NBA D-League To Use Sensors Embedded In Jerseys During Games In '14 Season

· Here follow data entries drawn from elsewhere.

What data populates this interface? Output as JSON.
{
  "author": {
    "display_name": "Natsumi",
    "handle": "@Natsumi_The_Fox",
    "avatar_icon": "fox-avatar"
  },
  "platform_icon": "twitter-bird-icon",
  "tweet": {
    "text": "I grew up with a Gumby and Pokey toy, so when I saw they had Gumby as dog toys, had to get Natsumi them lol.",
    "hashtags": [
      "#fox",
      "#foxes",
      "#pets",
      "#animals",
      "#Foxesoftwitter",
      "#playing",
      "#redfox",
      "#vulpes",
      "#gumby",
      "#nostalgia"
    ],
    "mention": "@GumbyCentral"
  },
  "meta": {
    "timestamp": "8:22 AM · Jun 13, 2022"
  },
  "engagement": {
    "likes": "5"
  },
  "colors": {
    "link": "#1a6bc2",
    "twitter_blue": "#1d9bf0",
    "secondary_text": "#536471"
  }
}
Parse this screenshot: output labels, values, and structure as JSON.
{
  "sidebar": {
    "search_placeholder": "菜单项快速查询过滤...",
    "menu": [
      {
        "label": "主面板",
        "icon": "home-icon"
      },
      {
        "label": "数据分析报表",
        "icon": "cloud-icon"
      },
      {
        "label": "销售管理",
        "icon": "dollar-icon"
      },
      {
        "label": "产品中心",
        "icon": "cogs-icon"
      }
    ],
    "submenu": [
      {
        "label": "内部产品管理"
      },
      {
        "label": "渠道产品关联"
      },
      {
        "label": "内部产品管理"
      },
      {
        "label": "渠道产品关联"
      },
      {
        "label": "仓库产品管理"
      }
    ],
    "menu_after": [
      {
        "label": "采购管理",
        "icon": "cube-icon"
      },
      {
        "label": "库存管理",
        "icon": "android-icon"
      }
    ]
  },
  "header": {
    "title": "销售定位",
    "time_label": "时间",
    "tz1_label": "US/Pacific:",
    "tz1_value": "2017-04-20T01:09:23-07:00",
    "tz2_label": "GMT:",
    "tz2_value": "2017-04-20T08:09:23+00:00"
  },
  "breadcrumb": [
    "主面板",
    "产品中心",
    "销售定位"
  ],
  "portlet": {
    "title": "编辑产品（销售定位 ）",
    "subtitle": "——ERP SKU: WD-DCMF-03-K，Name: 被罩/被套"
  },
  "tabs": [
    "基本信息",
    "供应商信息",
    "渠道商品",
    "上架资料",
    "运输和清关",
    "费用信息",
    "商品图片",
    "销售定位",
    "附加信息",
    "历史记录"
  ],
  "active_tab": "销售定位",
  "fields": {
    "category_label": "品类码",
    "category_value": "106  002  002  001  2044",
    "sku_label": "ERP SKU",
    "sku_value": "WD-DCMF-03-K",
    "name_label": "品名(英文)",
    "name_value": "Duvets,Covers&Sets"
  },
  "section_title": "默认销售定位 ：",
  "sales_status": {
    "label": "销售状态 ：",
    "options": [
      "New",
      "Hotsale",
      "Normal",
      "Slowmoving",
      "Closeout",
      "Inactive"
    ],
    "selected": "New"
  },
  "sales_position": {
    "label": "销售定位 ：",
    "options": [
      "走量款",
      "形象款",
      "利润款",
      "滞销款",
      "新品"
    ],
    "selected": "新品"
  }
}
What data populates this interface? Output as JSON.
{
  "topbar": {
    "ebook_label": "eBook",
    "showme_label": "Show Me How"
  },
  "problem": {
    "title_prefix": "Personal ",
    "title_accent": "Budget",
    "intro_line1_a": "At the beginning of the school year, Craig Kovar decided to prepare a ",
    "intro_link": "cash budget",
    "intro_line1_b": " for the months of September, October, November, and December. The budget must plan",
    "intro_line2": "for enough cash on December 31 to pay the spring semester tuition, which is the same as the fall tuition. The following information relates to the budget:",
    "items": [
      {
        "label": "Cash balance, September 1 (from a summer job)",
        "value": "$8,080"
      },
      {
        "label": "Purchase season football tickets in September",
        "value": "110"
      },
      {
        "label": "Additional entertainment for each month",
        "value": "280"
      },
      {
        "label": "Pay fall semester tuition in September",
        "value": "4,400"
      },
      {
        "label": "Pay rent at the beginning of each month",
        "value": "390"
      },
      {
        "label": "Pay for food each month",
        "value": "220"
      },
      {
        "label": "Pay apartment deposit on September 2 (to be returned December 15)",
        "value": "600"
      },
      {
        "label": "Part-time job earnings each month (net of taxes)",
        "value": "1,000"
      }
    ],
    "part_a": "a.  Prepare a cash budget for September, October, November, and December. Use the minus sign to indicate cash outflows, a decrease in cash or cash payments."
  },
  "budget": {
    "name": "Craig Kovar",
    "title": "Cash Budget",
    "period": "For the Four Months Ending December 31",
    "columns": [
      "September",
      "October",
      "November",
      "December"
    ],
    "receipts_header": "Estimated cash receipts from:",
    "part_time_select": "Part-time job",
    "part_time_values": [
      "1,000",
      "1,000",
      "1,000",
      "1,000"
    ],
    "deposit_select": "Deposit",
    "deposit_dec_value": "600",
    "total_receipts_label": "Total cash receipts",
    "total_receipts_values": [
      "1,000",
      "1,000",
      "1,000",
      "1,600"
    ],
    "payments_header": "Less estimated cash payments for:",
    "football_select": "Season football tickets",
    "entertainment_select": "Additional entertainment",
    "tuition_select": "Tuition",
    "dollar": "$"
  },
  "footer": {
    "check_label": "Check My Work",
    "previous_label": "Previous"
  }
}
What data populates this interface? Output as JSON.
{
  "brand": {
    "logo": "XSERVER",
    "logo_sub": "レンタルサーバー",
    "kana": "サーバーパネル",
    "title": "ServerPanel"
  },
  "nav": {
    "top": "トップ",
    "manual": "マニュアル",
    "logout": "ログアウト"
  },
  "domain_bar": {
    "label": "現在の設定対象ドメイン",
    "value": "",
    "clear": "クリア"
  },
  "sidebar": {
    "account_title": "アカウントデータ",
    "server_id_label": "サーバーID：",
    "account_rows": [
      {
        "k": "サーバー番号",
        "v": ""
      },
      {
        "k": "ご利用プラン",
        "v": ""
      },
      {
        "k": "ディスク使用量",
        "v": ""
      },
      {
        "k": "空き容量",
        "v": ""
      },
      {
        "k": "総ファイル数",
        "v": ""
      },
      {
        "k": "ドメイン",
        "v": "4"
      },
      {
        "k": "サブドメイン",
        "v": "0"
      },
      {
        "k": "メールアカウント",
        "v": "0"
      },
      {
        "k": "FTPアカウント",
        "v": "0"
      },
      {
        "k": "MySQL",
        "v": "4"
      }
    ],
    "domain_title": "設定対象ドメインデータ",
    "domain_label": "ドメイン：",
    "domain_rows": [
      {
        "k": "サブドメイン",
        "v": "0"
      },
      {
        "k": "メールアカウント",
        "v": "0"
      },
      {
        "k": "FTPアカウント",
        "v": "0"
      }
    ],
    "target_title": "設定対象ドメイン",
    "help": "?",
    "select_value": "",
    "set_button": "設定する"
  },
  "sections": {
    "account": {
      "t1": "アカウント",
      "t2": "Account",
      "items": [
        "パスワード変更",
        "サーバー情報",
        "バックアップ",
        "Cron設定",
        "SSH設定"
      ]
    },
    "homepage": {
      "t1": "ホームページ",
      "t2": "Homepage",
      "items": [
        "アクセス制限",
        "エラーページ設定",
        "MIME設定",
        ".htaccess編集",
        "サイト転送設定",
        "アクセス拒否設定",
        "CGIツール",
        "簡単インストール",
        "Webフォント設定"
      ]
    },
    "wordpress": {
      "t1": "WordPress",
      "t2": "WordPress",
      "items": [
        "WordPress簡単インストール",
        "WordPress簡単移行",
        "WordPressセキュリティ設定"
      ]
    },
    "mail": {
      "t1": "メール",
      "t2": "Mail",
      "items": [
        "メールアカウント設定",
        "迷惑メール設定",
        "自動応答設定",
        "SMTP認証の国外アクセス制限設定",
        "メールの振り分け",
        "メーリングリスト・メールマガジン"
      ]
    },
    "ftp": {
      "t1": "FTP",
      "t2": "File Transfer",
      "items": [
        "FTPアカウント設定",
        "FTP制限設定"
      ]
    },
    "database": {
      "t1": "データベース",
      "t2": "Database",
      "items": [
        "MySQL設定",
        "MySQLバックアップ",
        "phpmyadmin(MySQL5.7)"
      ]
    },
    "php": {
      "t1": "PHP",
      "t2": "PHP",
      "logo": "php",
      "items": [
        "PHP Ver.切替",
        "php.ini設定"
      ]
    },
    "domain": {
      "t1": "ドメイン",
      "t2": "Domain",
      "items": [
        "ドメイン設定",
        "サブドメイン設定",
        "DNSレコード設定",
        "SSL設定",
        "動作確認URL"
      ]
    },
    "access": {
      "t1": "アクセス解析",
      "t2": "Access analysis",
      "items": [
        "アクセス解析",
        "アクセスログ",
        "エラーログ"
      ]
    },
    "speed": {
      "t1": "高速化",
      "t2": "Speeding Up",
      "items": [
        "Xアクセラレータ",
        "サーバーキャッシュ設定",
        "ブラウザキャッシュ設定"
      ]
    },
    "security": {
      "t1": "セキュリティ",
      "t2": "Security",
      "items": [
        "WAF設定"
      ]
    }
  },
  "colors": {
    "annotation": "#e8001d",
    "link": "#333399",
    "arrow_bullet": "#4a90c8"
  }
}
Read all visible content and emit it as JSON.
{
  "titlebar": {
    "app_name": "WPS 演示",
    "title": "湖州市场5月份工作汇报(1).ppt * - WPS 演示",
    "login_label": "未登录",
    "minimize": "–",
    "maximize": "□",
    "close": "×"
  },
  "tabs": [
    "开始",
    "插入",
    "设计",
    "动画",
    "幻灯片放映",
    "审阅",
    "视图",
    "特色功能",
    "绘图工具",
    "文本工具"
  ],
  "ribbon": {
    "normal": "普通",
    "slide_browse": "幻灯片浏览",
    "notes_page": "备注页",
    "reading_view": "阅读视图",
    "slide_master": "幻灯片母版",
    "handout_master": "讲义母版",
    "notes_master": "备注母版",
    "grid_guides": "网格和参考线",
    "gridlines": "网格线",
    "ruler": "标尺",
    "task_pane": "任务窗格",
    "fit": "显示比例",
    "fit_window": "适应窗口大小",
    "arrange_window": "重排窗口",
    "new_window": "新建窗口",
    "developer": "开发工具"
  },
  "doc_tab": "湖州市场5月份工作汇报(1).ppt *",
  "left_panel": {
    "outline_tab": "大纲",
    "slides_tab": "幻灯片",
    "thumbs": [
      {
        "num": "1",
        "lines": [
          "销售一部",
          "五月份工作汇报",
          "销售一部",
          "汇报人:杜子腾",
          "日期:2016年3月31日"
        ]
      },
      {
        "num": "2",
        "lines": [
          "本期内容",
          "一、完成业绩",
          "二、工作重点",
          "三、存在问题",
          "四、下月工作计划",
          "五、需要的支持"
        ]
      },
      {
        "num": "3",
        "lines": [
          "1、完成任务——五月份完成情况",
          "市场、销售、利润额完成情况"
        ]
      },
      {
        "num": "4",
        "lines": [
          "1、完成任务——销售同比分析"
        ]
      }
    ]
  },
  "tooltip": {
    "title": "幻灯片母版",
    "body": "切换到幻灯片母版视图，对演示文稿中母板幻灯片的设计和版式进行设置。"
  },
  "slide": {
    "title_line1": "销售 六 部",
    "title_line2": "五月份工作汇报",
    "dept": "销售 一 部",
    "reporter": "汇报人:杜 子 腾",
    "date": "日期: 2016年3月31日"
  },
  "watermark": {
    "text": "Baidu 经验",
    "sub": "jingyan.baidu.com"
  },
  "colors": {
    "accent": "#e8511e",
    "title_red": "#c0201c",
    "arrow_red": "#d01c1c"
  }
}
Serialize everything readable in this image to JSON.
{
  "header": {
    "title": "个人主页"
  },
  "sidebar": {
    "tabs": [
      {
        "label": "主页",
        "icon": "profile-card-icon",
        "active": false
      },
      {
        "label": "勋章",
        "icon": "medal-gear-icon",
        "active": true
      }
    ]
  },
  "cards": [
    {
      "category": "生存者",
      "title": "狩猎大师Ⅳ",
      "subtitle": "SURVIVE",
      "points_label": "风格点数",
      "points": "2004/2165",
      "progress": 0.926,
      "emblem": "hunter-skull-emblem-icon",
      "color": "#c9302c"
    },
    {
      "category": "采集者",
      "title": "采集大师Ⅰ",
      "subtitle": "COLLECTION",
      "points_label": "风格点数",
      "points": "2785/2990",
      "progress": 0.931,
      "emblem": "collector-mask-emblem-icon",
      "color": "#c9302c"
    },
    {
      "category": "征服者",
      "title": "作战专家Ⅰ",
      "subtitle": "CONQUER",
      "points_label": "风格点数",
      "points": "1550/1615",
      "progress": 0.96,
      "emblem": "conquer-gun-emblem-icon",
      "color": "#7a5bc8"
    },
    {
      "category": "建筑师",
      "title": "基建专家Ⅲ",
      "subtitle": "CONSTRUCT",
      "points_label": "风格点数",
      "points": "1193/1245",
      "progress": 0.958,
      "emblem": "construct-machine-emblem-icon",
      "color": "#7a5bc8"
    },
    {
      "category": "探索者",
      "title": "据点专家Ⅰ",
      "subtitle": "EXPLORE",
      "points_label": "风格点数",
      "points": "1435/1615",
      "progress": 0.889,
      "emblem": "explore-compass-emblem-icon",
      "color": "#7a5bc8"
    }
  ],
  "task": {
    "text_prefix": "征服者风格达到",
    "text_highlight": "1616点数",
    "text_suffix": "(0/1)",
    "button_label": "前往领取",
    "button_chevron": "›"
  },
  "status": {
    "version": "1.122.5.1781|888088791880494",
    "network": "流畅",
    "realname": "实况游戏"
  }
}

The NBA D-League will be using biometric sensors embedded in uniforms for the duration of this season, extending a keen interest the NBA already has in player analytics. The sensors, weighing about 1oz each, will be worn by players on their chest or back, and provide a wide range of physical data such as heart rate, distance and speed run, player jumps, fatigue and cardiovascular exertion. About 20 NBA teams already use such monitors in practices, but the D-League effort extends that to a game setting, something no other major U.S. pro league does. It also builds meaningfully upon leaguewide player tracking the NBA implemented earlier this season with Stats LLC’s SportVU product. D-League President Dan Reed said, “We’ve naturally been the research-and-development department of the NBA, and this is another important example of that. This is a perfect complement to player tracking, and give us a wide range of measures on the players’ health and fitness.” Of particular interest with the biometric sensors is providing hard data on injury recovery compared to prior baselines. The use of the sensors will be voluntary, but the Bakersfield Jam and Ft. Wayne Mad Ants are among the earliest adopters, with other teams expected to begin implementation soon. The D-League has a list of pre-approved vendors for the sensors, including Australia-based Catapult, but teams can also submit their own preferred providers for league approval. Biometric measurement opens up a wide range of potential implications for labor relations and individual health privacy rights, and the D-League effort is designed as a test initiative before a potential broader rollout within the NBA, one that would need to be collectively bargained with the NBPA.